=== Brief ===
Each line in the data must be reproduced as written, except for any picture.

====== Data supplied ======

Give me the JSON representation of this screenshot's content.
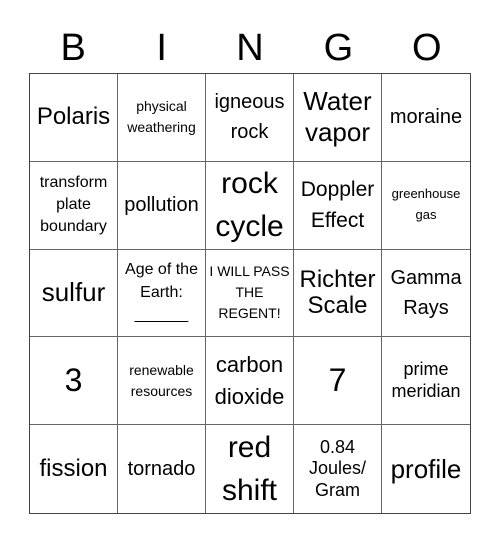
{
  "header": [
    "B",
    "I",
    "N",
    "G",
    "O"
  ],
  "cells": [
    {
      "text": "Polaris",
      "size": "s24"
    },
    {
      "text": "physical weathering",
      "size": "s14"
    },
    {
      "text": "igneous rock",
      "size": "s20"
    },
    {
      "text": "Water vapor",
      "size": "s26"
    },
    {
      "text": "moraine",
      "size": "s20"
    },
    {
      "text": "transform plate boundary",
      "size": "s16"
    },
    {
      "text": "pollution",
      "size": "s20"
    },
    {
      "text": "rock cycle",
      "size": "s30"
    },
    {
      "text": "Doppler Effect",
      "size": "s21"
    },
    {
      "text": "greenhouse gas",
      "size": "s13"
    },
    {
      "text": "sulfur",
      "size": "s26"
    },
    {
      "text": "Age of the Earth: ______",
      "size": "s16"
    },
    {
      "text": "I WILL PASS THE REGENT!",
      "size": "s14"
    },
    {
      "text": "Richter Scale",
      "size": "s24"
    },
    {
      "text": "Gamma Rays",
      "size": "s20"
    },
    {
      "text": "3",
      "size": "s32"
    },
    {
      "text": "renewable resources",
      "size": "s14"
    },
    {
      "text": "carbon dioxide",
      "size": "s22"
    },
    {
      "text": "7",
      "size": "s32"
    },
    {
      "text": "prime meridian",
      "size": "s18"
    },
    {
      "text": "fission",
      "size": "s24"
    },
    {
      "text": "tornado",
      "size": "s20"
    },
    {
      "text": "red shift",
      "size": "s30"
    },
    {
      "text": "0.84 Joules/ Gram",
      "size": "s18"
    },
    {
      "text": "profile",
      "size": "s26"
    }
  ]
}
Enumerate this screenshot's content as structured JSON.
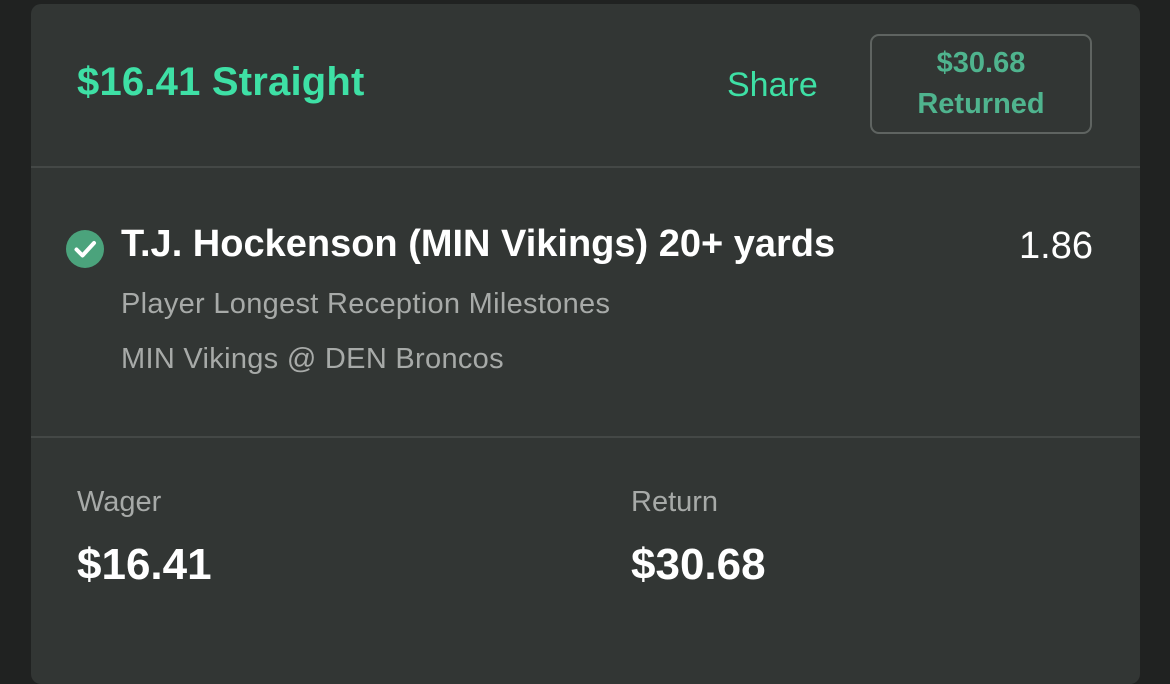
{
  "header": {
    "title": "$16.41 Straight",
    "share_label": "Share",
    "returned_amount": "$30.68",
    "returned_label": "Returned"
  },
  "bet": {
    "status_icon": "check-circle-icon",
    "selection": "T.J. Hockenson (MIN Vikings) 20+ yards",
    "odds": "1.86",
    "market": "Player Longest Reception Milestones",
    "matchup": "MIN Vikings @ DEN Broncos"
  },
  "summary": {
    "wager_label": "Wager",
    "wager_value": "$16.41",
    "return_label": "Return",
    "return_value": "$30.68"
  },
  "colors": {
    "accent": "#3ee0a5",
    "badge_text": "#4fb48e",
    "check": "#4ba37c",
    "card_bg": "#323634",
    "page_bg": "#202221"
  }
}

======

=== Problem solution ===
Give me the JSON representation of this screenshot's content.
{
  "header": [
    "B",
    "I",
    "N",
    "G",
    "O"
  ],
  "cells": [
    {
      "text": "Polaris",
      "size": "s24"
    },
    {
      "text": "physical weathering",
      "size": "s14"
    },
    {
      "text": "igneous rock",
      "size": "s20"
    },
    {
      "text": "Water vapor",
      "size": "s26"
    },
    {
      "text": "moraine",
      "size": "s20"
    },
    {
      "text": "transform plate boundary",
      "size": "s16"
    },
    {
      "text": "pollution",
      "size": "s20"
    },
    {
      "text": "rock cycle",
      "size": "s30"
    },
    {
      "text": "Doppler Effect",
      "size": "s21"
    },
    {
      "text": "greenhouse gas",
      "size": "s13"
    },
    {
      "text": "sulfur",
      "size": "s26"
    },
    {
      "text": "Age of the Earth: ______",
      "size": "s16"
    },
    {
      "text": "I WILL PASS THE REGENT!",
      "size": "s14"
    },
    {
      "text": "Richter Scale",
      "size": "s24"
    },
    {
      "text": "Gamma Rays",
      "size": "s20"
    },
    {
      "text": "3",
      "size": "s32"
    },
    {
      "text": "renewable resources",
      "size": "s14"
    },
    {
      "text": "carbon dioxide",
      "size": "s22"
    },
    {
      "text": "7",
      "size": "s32"
    },
    {
      "text": "prime meridian",
      "size": "s18"
    },
    {
      "text": "fission",
      "size": "s24"
    },
    {
      "text": "tornado",
      "size": "s20"
    },
    {
      "text": "red shift",
      "size": "s30"
    },
    {
      "text": "0.84 Joules/ Gram",
      "size": "s18"
    },
    {
      "text": "profile",
      "size": "s26"
    }
  ]
}
Enumerate this screenshot's content as structured JSON.
{
  "header": {
    "title": "$16.41 Straight",
    "share_label": "Share",
    "returned_amount": "$30.68",
    "returned_label": "Returned"
  },
  "bet": {
    "status_icon": "check-circle-icon",
    "selection": "T.J. Hockenson (MIN Vikings) 20+ yards",
    "odds": "1.86",
    "market": "Player Longest Reception Milestones",
    "matchup": "MIN Vikings @ DEN Broncos"
  },
  "summary": {
    "wager_label": "Wager",
    "wager_value": "$16.41",
    "return_label": "Return",
    "return_value": "$30.68"
  },
  "colors": {
    "accent": "#3ee0a5",
    "badge_text": "#4fb48e",
    "check": "#4ba37c",
    "card_bg": "#323634",
    "page_bg": "#202221"
  }
}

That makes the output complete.